A-level grades have edged down this year, as pupils in England, Wales and Northern Ireland receive their results.
There has been a slight fall in A* and A grades and the pass rate is down for the first time in over 30 years.
But there are a record number of university places available and students could still get places even if they miss their grades.
Education Secretary Nicky Morgan says the government is "lifting the cap on aspiration".
Exam officials say the results of this year's A-levels are broadly "stable". But for the third successive year the A* and A grades have fallen slightly - down from 26.3 percent to 26 percent.
There were also marginal falls in the proportion of entries in the A* to B grades. But the very highest A* grade has risen from 7.6 percent to 8.2 percent.
Competing for students
For school leavers planning to go to university, there are suggestions this could be an unusually good year to apply, with a "buyer's market" in which universities are competing to attract students.
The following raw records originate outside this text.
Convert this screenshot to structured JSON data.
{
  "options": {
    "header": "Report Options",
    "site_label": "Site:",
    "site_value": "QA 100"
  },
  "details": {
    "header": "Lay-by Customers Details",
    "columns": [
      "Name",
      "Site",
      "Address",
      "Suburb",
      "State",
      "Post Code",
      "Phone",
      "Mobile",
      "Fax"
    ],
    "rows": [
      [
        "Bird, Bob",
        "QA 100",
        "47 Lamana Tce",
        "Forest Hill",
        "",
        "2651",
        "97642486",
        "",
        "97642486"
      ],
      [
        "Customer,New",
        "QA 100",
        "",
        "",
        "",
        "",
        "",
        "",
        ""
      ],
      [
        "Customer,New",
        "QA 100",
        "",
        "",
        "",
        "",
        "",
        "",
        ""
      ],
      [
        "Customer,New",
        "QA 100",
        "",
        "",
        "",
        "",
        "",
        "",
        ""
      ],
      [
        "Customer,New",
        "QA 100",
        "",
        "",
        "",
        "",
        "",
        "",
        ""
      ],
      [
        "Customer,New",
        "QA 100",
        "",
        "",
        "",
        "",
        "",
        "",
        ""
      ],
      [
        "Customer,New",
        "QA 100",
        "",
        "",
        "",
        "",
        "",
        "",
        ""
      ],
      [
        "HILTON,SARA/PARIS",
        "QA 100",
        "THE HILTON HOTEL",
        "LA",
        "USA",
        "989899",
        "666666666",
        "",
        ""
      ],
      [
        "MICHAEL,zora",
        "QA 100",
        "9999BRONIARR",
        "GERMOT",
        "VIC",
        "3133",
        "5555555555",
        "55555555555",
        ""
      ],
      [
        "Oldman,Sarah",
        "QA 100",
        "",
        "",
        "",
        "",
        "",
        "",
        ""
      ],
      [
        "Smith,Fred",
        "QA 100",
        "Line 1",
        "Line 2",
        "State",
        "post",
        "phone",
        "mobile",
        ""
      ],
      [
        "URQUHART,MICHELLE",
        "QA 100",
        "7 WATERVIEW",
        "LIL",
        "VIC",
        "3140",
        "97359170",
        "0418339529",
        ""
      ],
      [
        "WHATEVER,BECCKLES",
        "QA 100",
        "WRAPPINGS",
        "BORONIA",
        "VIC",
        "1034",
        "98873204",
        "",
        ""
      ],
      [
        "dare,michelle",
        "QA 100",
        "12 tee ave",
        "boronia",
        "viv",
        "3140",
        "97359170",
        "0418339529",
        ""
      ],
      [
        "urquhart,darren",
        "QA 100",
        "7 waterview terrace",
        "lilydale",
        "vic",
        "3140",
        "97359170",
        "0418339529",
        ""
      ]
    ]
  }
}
A student contacting the BBC had achieved two C grades and a D, but had still gained a university place for which the original offer had been three grade Bs.
There are an extra 30,000 university places available and it is expected that for the first time over 500,000 places will be allocated for courses this autumn.
Universities continue to have a flexibility over recruiting students who achieve AAB grades or better
The Ucas admissions service says that so far 396,990 students have been accepted on degree courses at UK universities - up 3 percent compared with this point last year.
Universities Minister Greg Clark says the expansion in places is an "important source of social mobility".
The Joint Council for Qualifications, issuing the results, said there was a trend for more students to take so-called "facilitating subjects" at A-level, such as maths and physics, which can help university applications.
But there have been big falls in the take-up of subjects outside this mainstream group, such as a 47 percent drop in critical thinking and 24 percent fewer entries in general studies.
Nick Foskett, vice-chancellor of Keele University, says students will have more options than in previous years, even if they do not get their expected grades.
"More students are likely to be accepted into their first choice, even if their grades are slightly lower than universities requested," said Prof Foskett.
"Many universities that have plans for growth will be using this year to expand their numbers, so will be keen to accept students that may have been rejected in previous years."
The Ucas admissions service says initial figures show a 2 percent increase in students getting their first choice place.
The Russell Group of leading universities has indicated that there will be more flexibility than usual.
"Some Russell Group universities may still have places available in some subjects for students who have done better than expected," said the group's director general, Wendy Piatt.
"There may also be places available for highly-qualified students who have narrowly missed out on their first choice."
More universities than usual are expected to take part in the clearing process, which matches students looking for a place with any available courses.
For students doubting the accuracy of their grades, the Information Commissioner's Office says they have a right to see how their exams were marked. This is an addition to the exam boards' appeals process.
This year's results will include the first A-level grades from a free school, the London Academy of Excellence.
Labour's shadow education secretary Tristram Hunt said he would scrap the government's plan to remove the link between AS and A-levels. This de-coupling of the exams would limit young people's "opportunity to realise their full potential", said Mr Hunt.
The CBI's director general John Cridland said after so much concern over grade inflation "we should not beat ourselves up if grades and overall passes don't go up each and every year".
But Mr Cridland raised concerns about the continuing decline in students taking modern languages.
Head teachers' leader Brian Lightman said this year's results were a "real good news story".
"It shows how hard students and teachers have worked in the face of changes to exams to achieve results that are as high as ever."